In 1993, my father and I journeyed “out west” on what would become a nearly three week road trip. We had planned specific stops at locations such as the Grand Canyon and Yellowstone, but the beauty of road trips in those days is that there was, by necessity, incredible amounts of spontaneity. 

Leading up to the trip, I remember traveling an hour to the nearest mall to visit Wolf Camera. Dad purchased a Canon camera (film, of course!), and an accompanying 75-300mm lens. I actually still have the receipt from that purchase somewhere… 

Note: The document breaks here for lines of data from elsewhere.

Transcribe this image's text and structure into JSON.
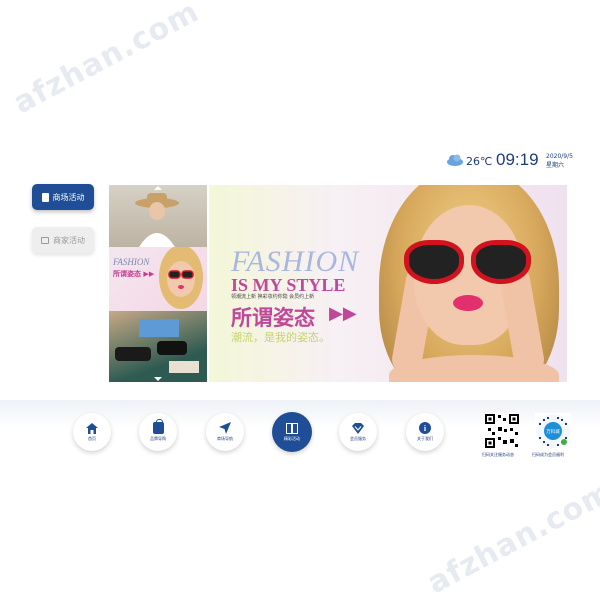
{
  "watermark": {
    "text": "afzhan.com"
  },
  "status": {
    "temperature": "26℃",
    "time": "09:19",
    "date": "2020/9/5",
    "weekday": "星期六",
    "weather_icon": "cloud-icon"
  },
  "side_menu": [
    {
      "label": "商场活动",
      "icon": "document-icon",
      "active": true
    },
    {
      "label": "商家活动",
      "icon": "calendar-icon",
      "active": false
    }
  ],
  "thumbnails": {
    "middle_title": "FASHION",
    "middle_sub": "所谓姿态 ▶▶"
  },
  "banner": {
    "headline_en": "FASHION",
    "tagline_en": "IS MY STYLE",
    "small_text": "领潮流上新 换彩妆约你隐 会员约上新",
    "headline_cn": "所谓姿态",
    "arrows": "▶▶",
    "subline_cn": "潮流，是我的姿态。"
  },
  "bottom_nav": [
    {
      "label": "首页",
      "icon": "home-icon",
      "active": false
    },
    {
      "label": "品牌导购",
      "icon": "shopping-bag-icon",
      "active": false
    },
    {
      "label": "商场导航",
      "icon": "paper-plane-icon",
      "active": false
    },
    {
      "label": "精彩活动",
      "icon": "gift-icon",
      "active": true
    },
    {
      "label": "会员服务",
      "icon": "diamond-icon",
      "active": false
    },
    {
      "label": "关于我们",
      "icon": "info-icon",
      "active": false
    }
  ],
  "qr_codes": [
    {
      "caption": "扫码关注服务动态"
    },
    {
      "caption": "扫码成为会员福利"
    }
  ],
  "qr2_center": "万科城",
  "colors": {
    "accent": "#1f4e96",
    "banner_pink": "#c0489a"
  }
}
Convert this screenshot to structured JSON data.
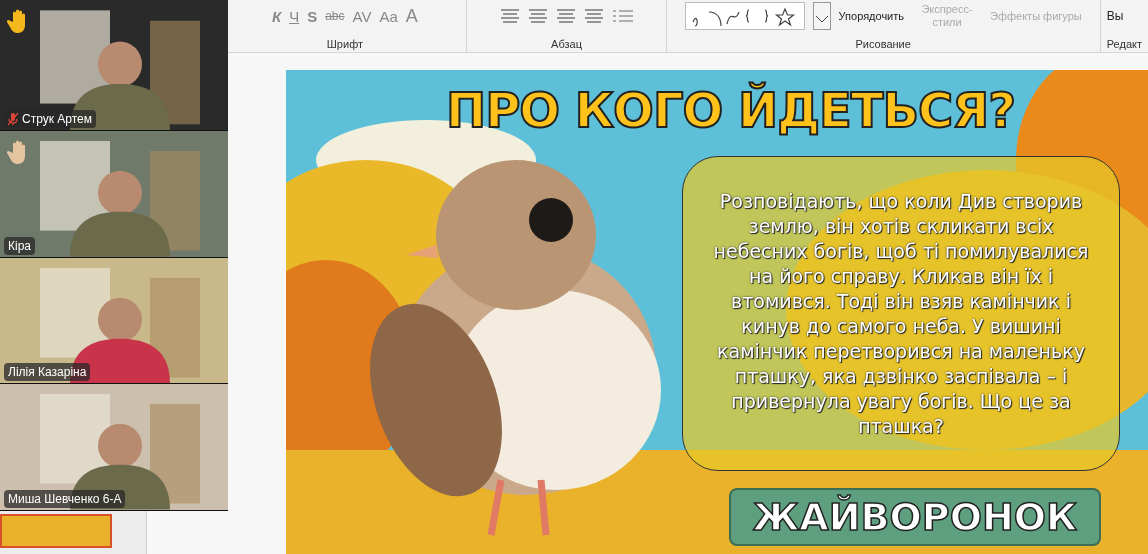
{
  "ribbon": {
    "font_group": {
      "label": "Шрифт",
      "buttons": [
        "К",
        "Ч",
        "S",
        "abc",
        "AV",
        "Aa",
        "A"
      ]
    },
    "paragraph_group": {
      "label": "Абзац"
    },
    "drawing_group": {
      "label": "Рисование",
      "arrange": "Упорядочить",
      "quick_styles": "Экспресс-стили",
      "effects": "Эффекты фигуры"
    },
    "editing_group": {
      "label": "Редакт",
      "select": "Вы"
    }
  },
  "participants": [
    {
      "name": "Струк Артем",
      "hand_raised": true,
      "muted": true
    },
    {
      "name": "Кіра",
      "hand_raised": true,
      "muted": false
    },
    {
      "name": "Лілія Казаріна",
      "hand_raised": false,
      "muted": false
    },
    {
      "name": "Миша Шевченко 6-А",
      "hand_raised": false,
      "muted": false
    }
  ],
  "slide": {
    "title": "ПРО КОГО ЙДЕТЬСЯ?",
    "text": "Розповідають, що коли Див створив землю, він хотів скликати всіх небесних богів, щоб ті помилувалися на його справу. Кликав він їх і втомився. Тоді він взяв камінчик і кинув до самого неба. У вишині камінчик перетворився на маленьку пташку, яка дзвінко заспівала – і привернула увагу богів. Що це за пташка?",
    "answer": "ЖАЙВОРОНОК"
  }
}
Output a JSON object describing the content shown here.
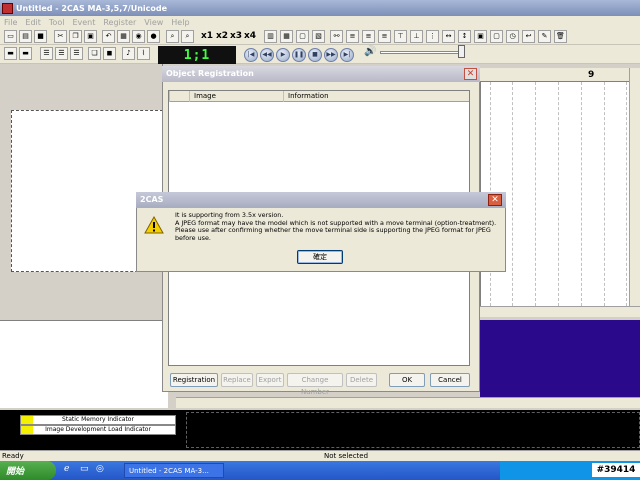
{
  "app": {
    "title": "Untitled - 2CAS MA-3,5,7/Unicode",
    "menu": [
      "File",
      "Edit",
      "Tool",
      "Event",
      "Register",
      "View",
      "Help"
    ],
    "zoom_buttons": [
      "x1",
      "x2",
      "x3",
      "x4"
    ],
    "counter": "1;1"
  },
  "timeline": {
    "header_number": "9"
  },
  "indicators": {
    "static_memory": "Static Memory Indicator",
    "image_load": "Image Development Load Indicator"
  },
  "statusbar": {
    "left": "Ready",
    "center": "Not selected"
  },
  "taskbar": {
    "start": "開始",
    "task_item": "Untitled - 2CAS MA-3...",
    "tray_id": "#39414"
  },
  "object_dialog": {
    "title": "Object Registration",
    "columns": [
      "Image",
      "Information"
    ],
    "buttons": {
      "registration": "Registration",
      "replace": "Replace",
      "export": "Export",
      "change_number": "Change Number",
      "delete": "Delete",
      "ok": "OK",
      "cancel": "Cancel"
    }
  },
  "alert": {
    "title": "2CAS",
    "line1": "It is supporting from 3.5x version.",
    "line2": "A JPEG format may have the model which is not supported with a move terminal (option-treatment).",
    "line3": "Please use after confirming whether the move terminal side is supporting the JPEG format for JPEG before use.",
    "ok_button": "確定"
  },
  "colors": {
    "purple_panel": "#2a0a8a",
    "counter_text": "#40ff40",
    "indicator_swatch": "#f5f000"
  }
}
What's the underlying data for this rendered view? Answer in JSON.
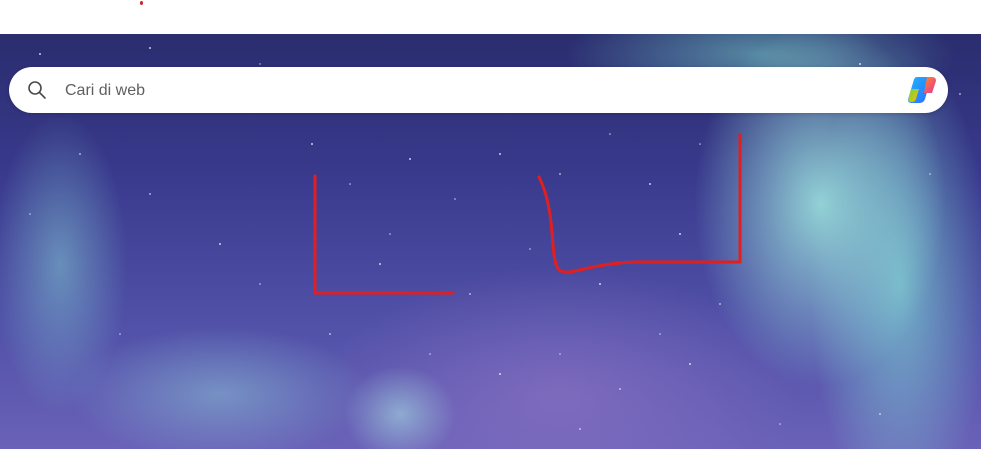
{
  "search": {
    "placeholder": "Cari di web",
    "value": ""
  },
  "icons": {
    "search": "search-icon",
    "copilot": "copilot-icon"
  },
  "colors": {
    "annotation_stroke": "#e02020",
    "search_bar_bg": "#ffffff",
    "wallpaper_top": "#2a2d6e",
    "aurora": "#a0ebe1"
  }
}
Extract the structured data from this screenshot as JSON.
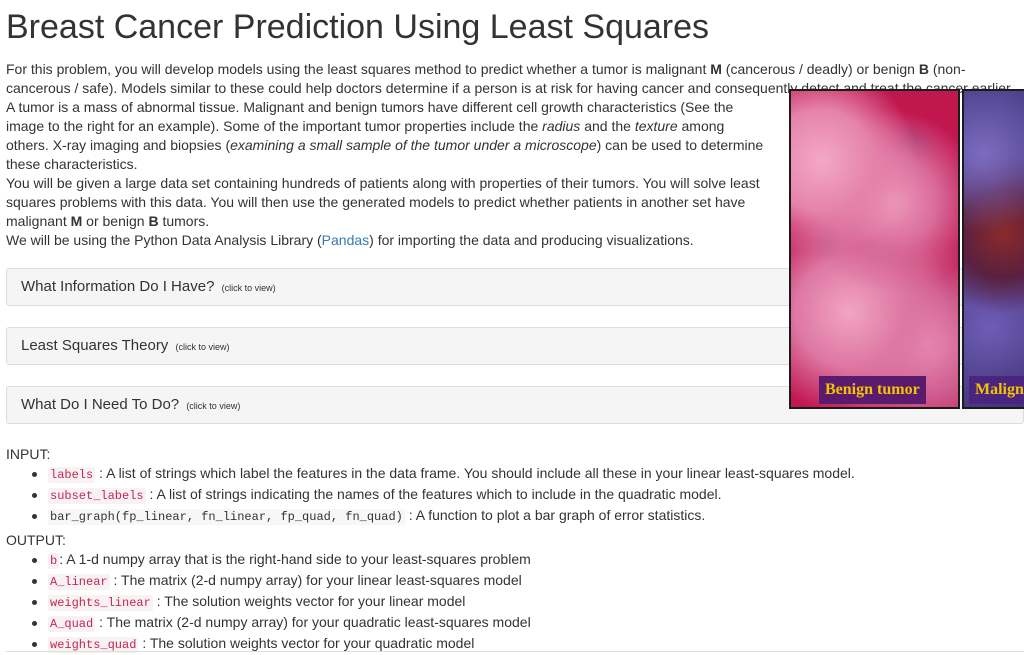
{
  "title": "Breast Cancer Prediction Using Least Squares",
  "intro": {
    "p1_a": "For this problem, you will develop models using the least squares method to predict whether a tumor is malignant ",
    "p1_b1": "M",
    "p1_c": " (cancerous / deadly) or benign ",
    "p1_b2": "B",
    "p1_d": " (non-cancerous / safe). Models similar to these could help doctors determine if a person is at risk for having cancer and consequently detect and treat the cancer earlier.",
    "p2_a": "A tumor is a mass of abnormal tissue. Malignant and benign tumors have different cell growth characteristics (See the image to the right for an example). Some of the important tumor properties include the ",
    "p2_i1": "radius",
    "p2_b": " and the ",
    "p2_i2": "texture",
    "p2_c": " among others. X-ray imaging and biopsies (",
    "p2_i3": "examining a small sample of the tumor under a microscope",
    "p2_d": ") can be used to determine these characteristics.",
    "p3_a": "You will be given a large data set containing hundreds of patients along with properties of their tumors. You will solve least squares problems with this data. You will then use the generated models to predict whether patients in another set have malignant ",
    "p3_b1": "M",
    "p3_c": " or benign ",
    "p3_b2": "B",
    "p3_d": " tumors.",
    "p4_a": "We will be using the Python Data Analysis Library (",
    "p4_link": "Pandas",
    "p4_b": ") for importing the data and producing visualizations."
  },
  "figure": {
    "benign_label": "Benign tumor",
    "malignant_label": "Malign"
  },
  "accordions": [
    {
      "title": "What Information Do I Have?",
      "hint": "(click to view)"
    },
    {
      "title": "Least Squares Theory",
      "hint": "(click to view)"
    },
    {
      "title": "What Do I Need To Do?",
      "hint": "(click to view)"
    }
  ],
  "input": {
    "label": "INPUT:",
    "items": [
      {
        "code": "labels",
        "text": ": A list of strings which label the features in the data frame. You should include all these in your linear least-squares model."
      },
      {
        "code": "subset_labels",
        "text": ": A list of strings indicating the names of the features which to include in the quadratic model."
      },
      {
        "code": "bar_graph(fp_linear, fn_linear, fp_quad, fn_quad)",
        "text": ": A function to plot a bar graph of error statistics."
      }
    ]
  },
  "output": {
    "label": "OUTPUT:",
    "items": [
      {
        "code": "b",
        "text": ": A 1-d numpy array that is the right-hand side to your least-squares problem"
      },
      {
        "code": "A_linear",
        "text": ": The matrix (2-d numpy array) for your linear least-squares model"
      },
      {
        "code": "weights_linear",
        "text": ": The solution weights vector for your linear model"
      },
      {
        "code": "A_quad",
        "text": ": The matrix (2-d numpy array) for your quadratic least-squares model"
      },
      {
        "code": "weights_quad",
        "text": ": The solution weights vector for your quadratic model"
      }
    ]
  }
}
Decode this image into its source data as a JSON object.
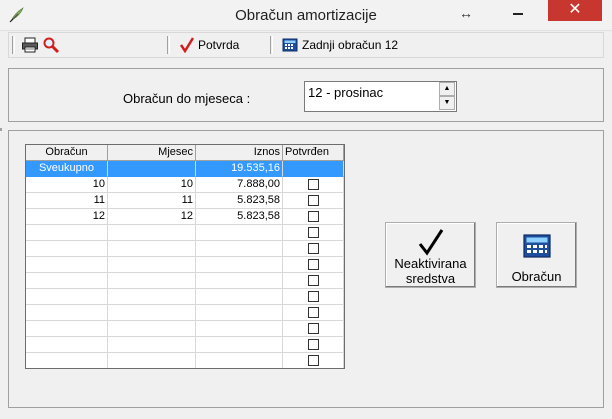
{
  "window": {
    "title": "Obračun amortizacije",
    "resize_glyph": "↔",
    "close_glyph": "✕"
  },
  "toolbar": {
    "confirm_label": "Potvrda",
    "last_calc_label": "Zadnji obračun 12"
  },
  "form": {
    "month_label": "Obračun do mjeseca :",
    "month_value": "12 - prosinac"
  },
  "grid": {
    "columns": [
      "Obračun",
      "Mjesec",
      "Iznos",
      "Potvrđen"
    ],
    "rows": [
      {
        "obracun": "Sveukupno",
        "mjesec": "",
        "iznos": "19.535,16",
        "potvrden": null
      },
      {
        "obracun": "10",
        "mjesec": "10",
        "iznos": "7.888,00",
        "potvrden": false
      },
      {
        "obracun": "11",
        "mjesec": "11",
        "iznos": "5.823,58",
        "potvrden": false
      },
      {
        "obracun": "12",
        "mjesec": "12",
        "iznos": "5.823,58",
        "potvrden": false
      }
    ]
  },
  "buttons": {
    "neaktivirana_line1": "Neaktivirana",
    "neaktivirana_line2": "sredstva",
    "obracun": "Obračun"
  },
  "icons": {
    "app": "feather-icon",
    "print": "printer-icon",
    "search": "magnifier-icon",
    "confirm": "checkmark-icon",
    "calculator": "calculator-icon"
  }
}
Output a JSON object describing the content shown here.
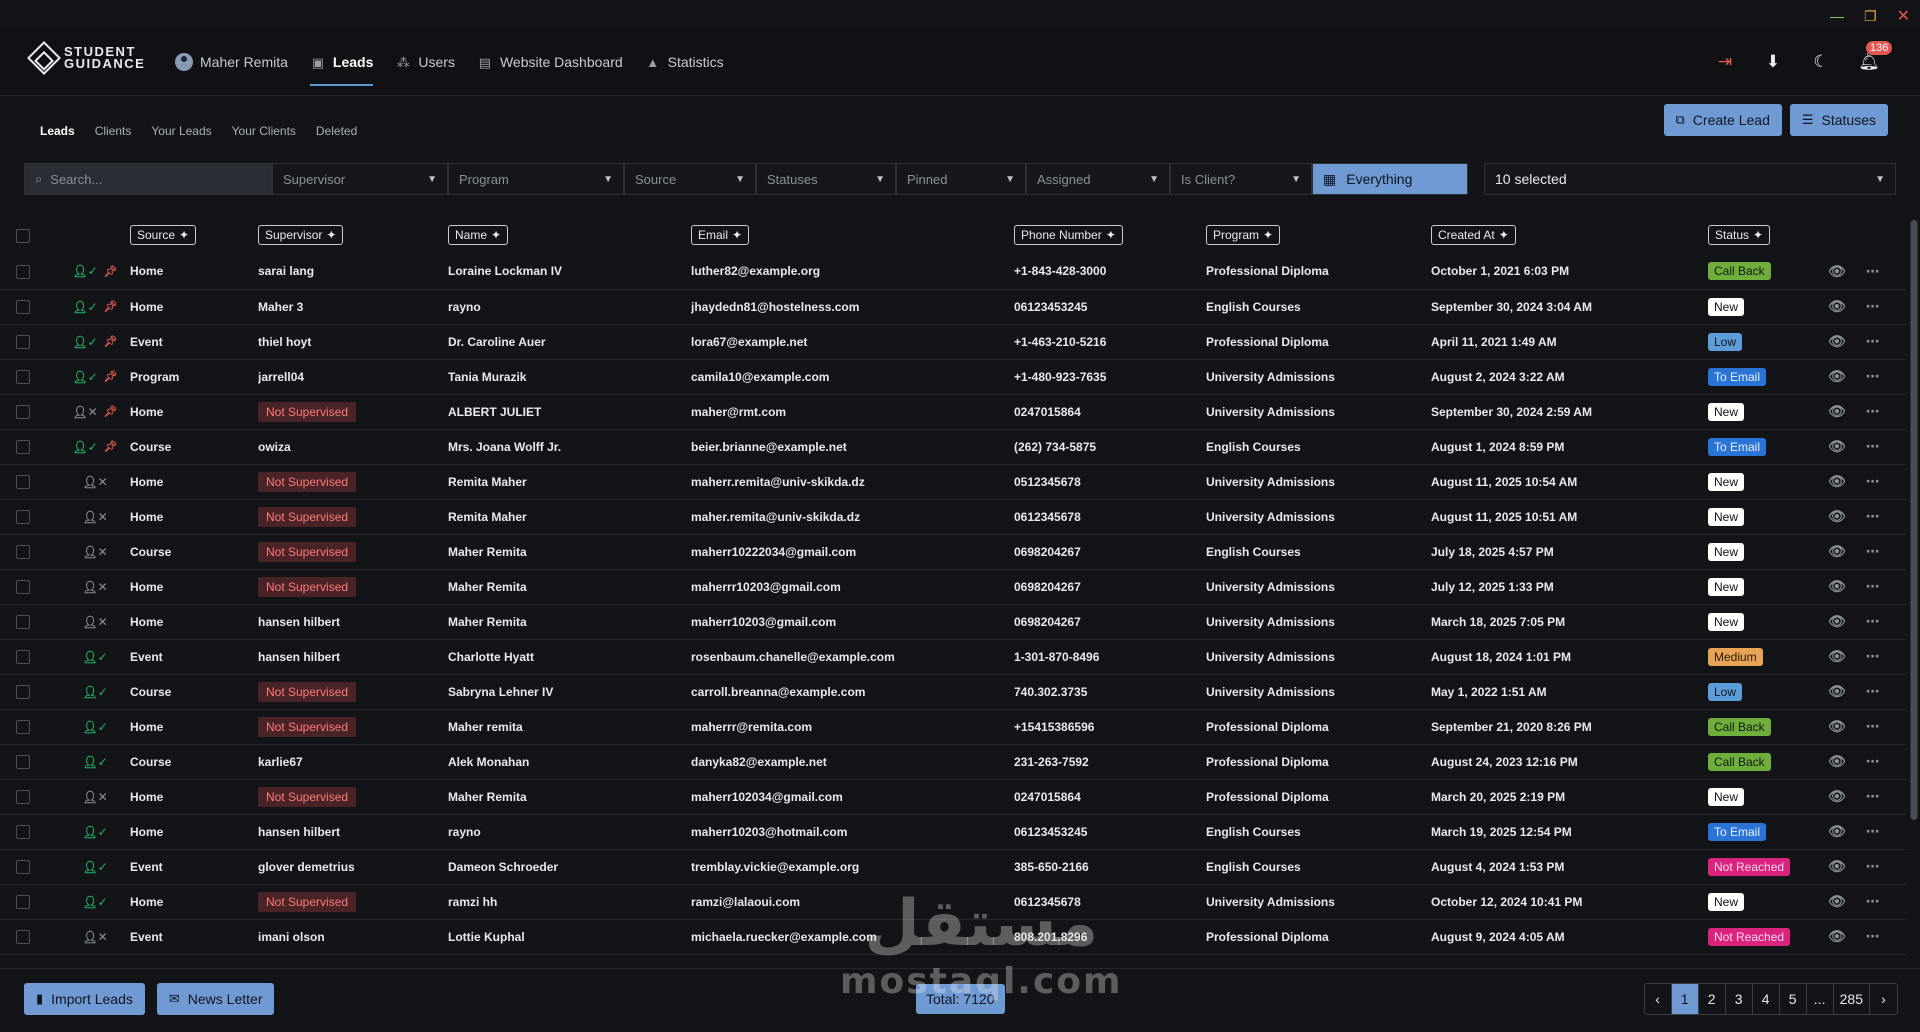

Anyway, early on in the trip, I became the official photographer for our expedition. Looking back, I’m a tad surprised dad trusted me with such an expensive piece of equipment, but I think he must have seen that I truly enjoyed it. It is hard to remember the necessity of being frugal with the shutter… Nowadays I can shoot 30 frames per second, but at the time, that was more shots than a roll of film could hold!

Each time I reflect on some of the shots I captured, I can see that I had a natural inclination for strong compositions. I suspect this is thanks to my mother, a lifelong fine artist (watercolors and oils). 

I didn’t get many opportunities for nature photography beyond that point, not until I was an adult. In the late 2000s, I saved and purchased my first DSLR, a Nikon D5000. It was low on the “prosumer” end of the spectrum, but a fantastic starting point. I started out with landscapes, as I just couldn’t afford the lenses needed to capture high quality wildlife images. Eventually, I needed cash more than the gear, and I sold my Nikon gear. 

Fast forward to the late 2010s, and suddenly I caught the bug again–I was enamored with photography, and I wanted to jump back in head-first. At this time, Sony was pioneering the mirrorless movement, and I could see this was the future. Since I owned no lenses or gear to influence my purchasing decisions, I started fresh with Sony, and I haven’t looked back. I’ve gradually upgraded and expanded my arsenal over the years.

Today, I primarily focus on wildlife, but when I see a nice scene I will certainly be glad to capture a beautiful landscape. I enjoy constantly rediscovering that of all the creatures God has created, they are all unique. No two hunt the same way, eat the same way, or behave the same. Observing and learning their differences motivates me each day when I head out before sunrise. Literally every single moment I spend outdoors I learn something new, and that never gets old. 

I capture what interests me. I don’t chase fads or trends or likes. Some of my favorite photographs rank among my lowest in terms of social media engagement, but that’s fine with me. Each image tells a story, and I can remember the setting and moment of every single photograph in my gallery. 

If you find something that you feel a shared connection to, I’d be honored if you added it to your personal collection and displayed it in your home or office. I can help you select the appropriate size and medium for your setting.

Thank you for visiting my gallery and for taking a few moments to learn about me. I hope to see you out there!